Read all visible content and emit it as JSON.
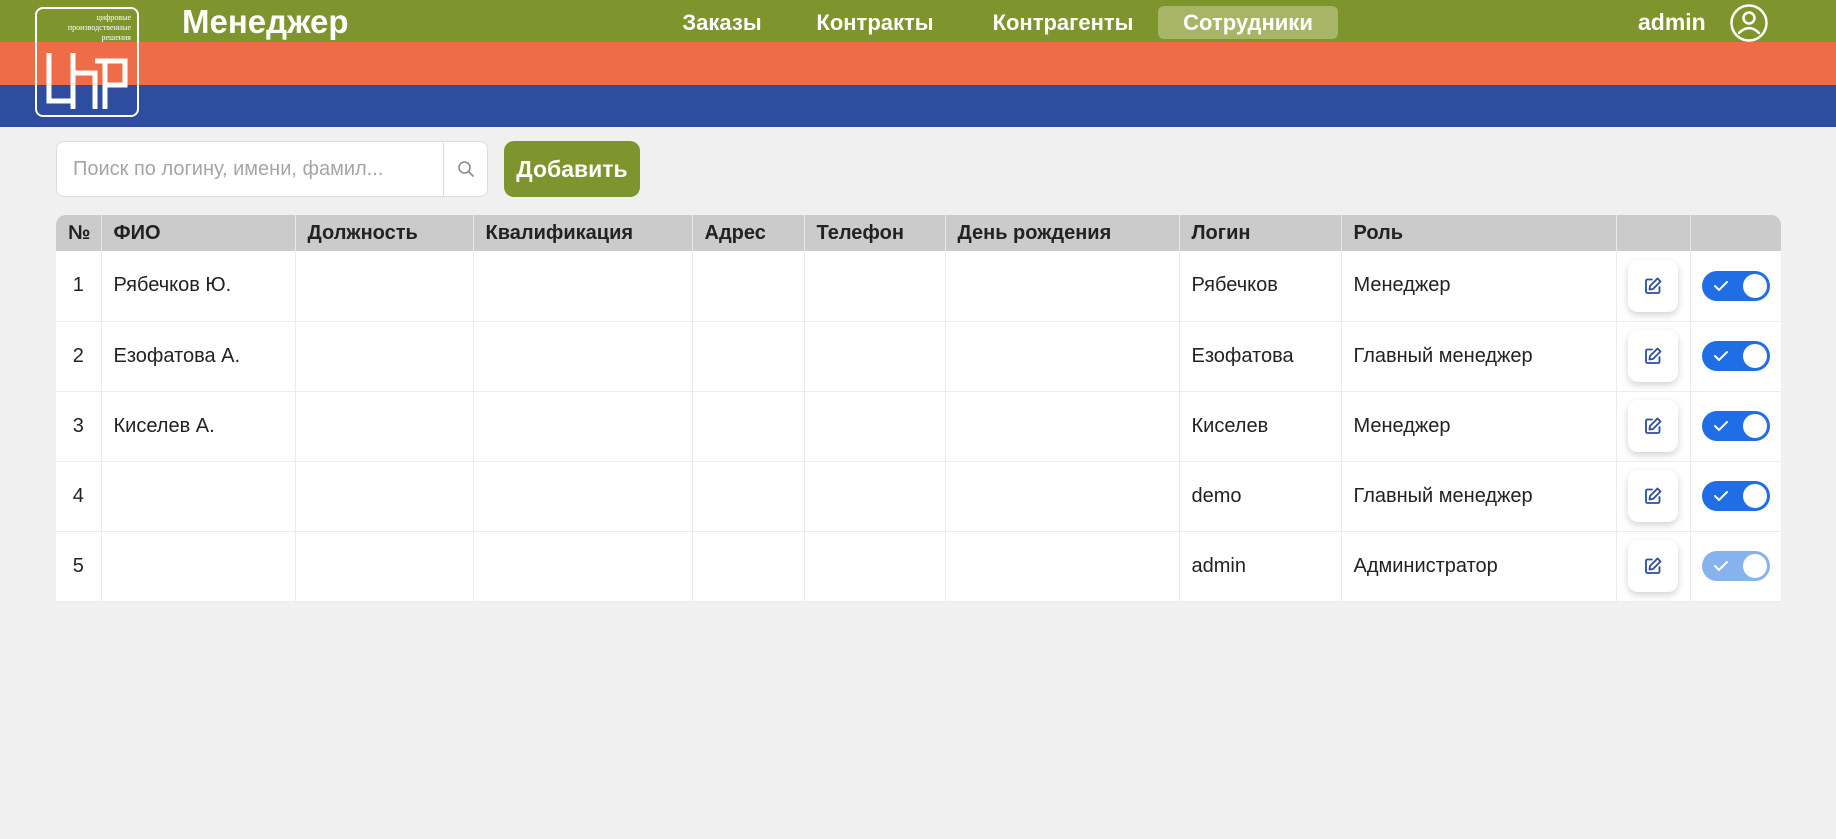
{
  "header": {
    "logo_text": [
      "цифровые",
      "производственные",
      "решения"
    ],
    "logo_letters": "ЦПР",
    "app_title": "Менеджер",
    "nav": [
      {
        "label": "Заказы",
        "active": false
      },
      {
        "label": "Контракты",
        "active": false
      },
      {
        "label": "Контрагенты",
        "active": false
      },
      {
        "label": "Сотрудники",
        "active": true
      }
    ],
    "user_name": "admin",
    "user_icon": "user-circle-icon"
  },
  "toolbar": {
    "search_placeholder": "Поиск по логину, имени, фамил...",
    "search_value": "",
    "search_icon": "search-icon",
    "add_label": "Добавить"
  },
  "table": {
    "columns": [
      "№",
      "ФИО",
      "Должность",
      "Квалификация",
      "Адрес",
      "Телефон",
      "День рождения",
      "Логин",
      "Роль",
      "",
      ""
    ],
    "rows": [
      {
        "num": "1",
        "fio": "Рябечков Ю.",
        "position": "",
        "qualification": "",
        "address": "",
        "phone": "",
        "birthday": "",
        "login": "Рябечков",
        "role": "Менеджер",
        "enabled": true,
        "toggle_disabled": false
      },
      {
        "num": "2",
        "fio": "Езофатова А.",
        "position": "",
        "qualification": "",
        "address": "",
        "phone": "",
        "birthday": "",
        "login": "Езофатова",
        "role": "Главный менеджер",
        "enabled": true,
        "toggle_disabled": false
      },
      {
        "num": "3",
        "fio": "Киселев А.",
        "position": "",
        "qualification": "",
        "address": "",
        "phone": "",
        "birthday": "",
        "login": "Киселев",
        "role": "Менеджер",
        "enabled": true,
        "toggle_disabled": false
      },
      {
        "num": "4",
        "fio": "",
        "position": "",
        "qualification": "",
        "address": "",
        "phone": "",
        "birthday": "",
        "login": "demo",
        "role": "Главный менеджер",
        "enabled": true,
        "toggle_disabled": false
      },
      {
        "num": "5",
        "fio": "",
        "position": "",
        "qualification": "",
        "address": "",
        "phone": "",
        "birthday": "",
        "login": "admin",
        "role": "Администратор",
        "enabled": true,
        "toggle_disabled": true
      }
    ]
  },
  "colors": {
    "brand_green": "#7e942c",
    "brand_orange": "#ef6c49",
    "brand_blue": "#2e4d9e",
    "nav_active": "#a8b466",
    "toggle_on": "#1f6ee6",
    "toggle_disabled": "#86b2ee"
  }
}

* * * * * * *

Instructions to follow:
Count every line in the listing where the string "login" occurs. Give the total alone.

Solution below:
5